Hitchhiking on the autostrada is not legal (there are big signs saying "NO autostop" at all highway entries), but it is unclear whether this extends to gas stations on the autostrada. It's probably just meant to stop people from walking on highways. If you're on a gas station it's a good idea to stay on friendly terms with the staff. When starting, it's probably a good idea to find a spot before people encounter that sign. It's less likely that you will encounter problems if you're not Italian.


Even though most Italians say not to speak English they seem to understand a lot of English. They also claim to not speak Spanish if you ask them, but they will almost always understand a whole lot of Spanish.

Hitchhiking is autostop in Italian.

Just say autostop and your destination or show your thumb, otherwise they often think you are asking how to get somewhere, as Italy has a lot of tourists.


The northern part of Italy is safer than the southern part (south from Rome).

Border crossing

Italy is in the Schengen treaty, and so are France and Austria, but Switzerland and Slovenia are not.

Heading North

Take the Highway A23 (in the eastern part of Italy) to Austria (don't try to hitchhike through Switzerland, it's very difficult). Follow the A23 to Villach and Salzburg to get through the Alps very easy. On that way, you will also find a lot of people heading to Hungary, Slovakia and Slovenia.

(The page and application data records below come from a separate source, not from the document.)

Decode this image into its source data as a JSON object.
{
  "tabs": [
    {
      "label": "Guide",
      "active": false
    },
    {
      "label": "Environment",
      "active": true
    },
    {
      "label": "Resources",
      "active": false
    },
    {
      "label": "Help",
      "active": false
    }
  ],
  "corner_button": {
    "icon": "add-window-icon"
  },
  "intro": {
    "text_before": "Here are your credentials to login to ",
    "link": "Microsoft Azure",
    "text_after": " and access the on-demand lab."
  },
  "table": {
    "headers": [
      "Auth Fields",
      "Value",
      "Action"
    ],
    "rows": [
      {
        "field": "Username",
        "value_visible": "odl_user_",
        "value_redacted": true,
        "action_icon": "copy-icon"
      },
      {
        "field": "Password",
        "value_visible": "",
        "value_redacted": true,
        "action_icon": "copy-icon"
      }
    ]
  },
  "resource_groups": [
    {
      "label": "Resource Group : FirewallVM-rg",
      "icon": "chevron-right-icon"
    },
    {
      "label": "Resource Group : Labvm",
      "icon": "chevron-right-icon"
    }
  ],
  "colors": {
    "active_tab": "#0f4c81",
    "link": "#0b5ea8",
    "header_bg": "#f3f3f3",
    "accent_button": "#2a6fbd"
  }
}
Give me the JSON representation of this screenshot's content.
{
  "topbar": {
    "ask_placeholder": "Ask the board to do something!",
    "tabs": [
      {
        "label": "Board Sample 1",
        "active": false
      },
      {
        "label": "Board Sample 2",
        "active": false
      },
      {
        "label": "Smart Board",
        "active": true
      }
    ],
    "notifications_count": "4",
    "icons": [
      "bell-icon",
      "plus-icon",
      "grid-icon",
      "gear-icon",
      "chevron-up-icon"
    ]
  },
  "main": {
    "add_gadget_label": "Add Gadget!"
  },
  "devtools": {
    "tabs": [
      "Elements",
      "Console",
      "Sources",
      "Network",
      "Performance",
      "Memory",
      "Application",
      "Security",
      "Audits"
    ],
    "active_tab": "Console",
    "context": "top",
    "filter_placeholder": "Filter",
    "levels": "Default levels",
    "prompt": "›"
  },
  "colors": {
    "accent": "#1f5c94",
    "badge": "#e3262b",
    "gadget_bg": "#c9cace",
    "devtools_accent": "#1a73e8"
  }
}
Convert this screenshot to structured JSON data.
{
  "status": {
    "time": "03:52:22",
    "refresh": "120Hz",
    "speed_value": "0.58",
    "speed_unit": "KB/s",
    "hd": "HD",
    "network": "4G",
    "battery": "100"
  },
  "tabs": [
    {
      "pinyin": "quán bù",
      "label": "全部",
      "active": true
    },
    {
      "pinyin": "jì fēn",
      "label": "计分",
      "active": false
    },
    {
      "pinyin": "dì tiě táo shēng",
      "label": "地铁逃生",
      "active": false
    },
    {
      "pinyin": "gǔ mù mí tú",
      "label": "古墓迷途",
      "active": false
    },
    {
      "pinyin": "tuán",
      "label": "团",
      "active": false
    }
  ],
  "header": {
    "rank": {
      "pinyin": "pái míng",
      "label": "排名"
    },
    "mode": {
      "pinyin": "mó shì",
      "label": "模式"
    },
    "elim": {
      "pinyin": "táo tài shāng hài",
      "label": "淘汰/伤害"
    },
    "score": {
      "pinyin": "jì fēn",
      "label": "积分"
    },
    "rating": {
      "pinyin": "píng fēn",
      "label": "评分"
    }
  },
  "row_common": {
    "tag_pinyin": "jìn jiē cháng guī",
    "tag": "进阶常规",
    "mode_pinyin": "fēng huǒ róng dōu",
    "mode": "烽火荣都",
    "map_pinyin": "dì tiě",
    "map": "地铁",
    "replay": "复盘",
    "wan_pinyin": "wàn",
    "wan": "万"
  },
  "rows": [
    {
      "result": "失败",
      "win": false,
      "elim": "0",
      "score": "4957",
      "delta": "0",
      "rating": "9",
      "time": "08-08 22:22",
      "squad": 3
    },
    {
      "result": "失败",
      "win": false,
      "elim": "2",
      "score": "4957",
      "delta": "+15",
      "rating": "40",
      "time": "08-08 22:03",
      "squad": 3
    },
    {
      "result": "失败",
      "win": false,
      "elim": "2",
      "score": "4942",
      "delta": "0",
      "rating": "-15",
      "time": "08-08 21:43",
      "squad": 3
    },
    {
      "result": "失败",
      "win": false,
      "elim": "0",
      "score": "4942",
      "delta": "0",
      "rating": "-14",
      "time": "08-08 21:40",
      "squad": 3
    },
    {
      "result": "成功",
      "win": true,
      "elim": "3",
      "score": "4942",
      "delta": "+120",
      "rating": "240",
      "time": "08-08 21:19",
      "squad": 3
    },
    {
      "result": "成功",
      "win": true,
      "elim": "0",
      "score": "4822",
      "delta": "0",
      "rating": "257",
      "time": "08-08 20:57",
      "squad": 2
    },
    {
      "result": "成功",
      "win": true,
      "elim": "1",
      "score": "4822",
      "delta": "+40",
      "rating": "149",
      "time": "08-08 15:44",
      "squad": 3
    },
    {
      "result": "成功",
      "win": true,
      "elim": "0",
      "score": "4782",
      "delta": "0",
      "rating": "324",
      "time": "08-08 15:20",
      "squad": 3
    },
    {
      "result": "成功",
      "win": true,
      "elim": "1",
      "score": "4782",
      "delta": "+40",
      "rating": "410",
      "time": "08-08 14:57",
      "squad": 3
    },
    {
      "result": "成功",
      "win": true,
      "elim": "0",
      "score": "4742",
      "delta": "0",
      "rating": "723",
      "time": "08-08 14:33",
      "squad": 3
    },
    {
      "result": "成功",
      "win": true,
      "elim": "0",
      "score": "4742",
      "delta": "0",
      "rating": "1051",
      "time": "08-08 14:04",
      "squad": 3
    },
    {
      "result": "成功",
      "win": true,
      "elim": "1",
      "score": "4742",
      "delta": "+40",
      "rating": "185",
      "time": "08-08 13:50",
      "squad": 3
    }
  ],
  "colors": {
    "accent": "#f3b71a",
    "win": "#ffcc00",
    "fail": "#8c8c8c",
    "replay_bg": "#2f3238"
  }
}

Especially in summertime there are a lot of tourists from Austria and Germany. The new European plates start with a letter on the left side of the plate, representing the Country. Most Austrian (A on plate) and German (D on plate) are on the way to the sea or on their way back from holidays. So if you want to go North or South, try to find Germans or Austrians (they also speak better English than the Italians).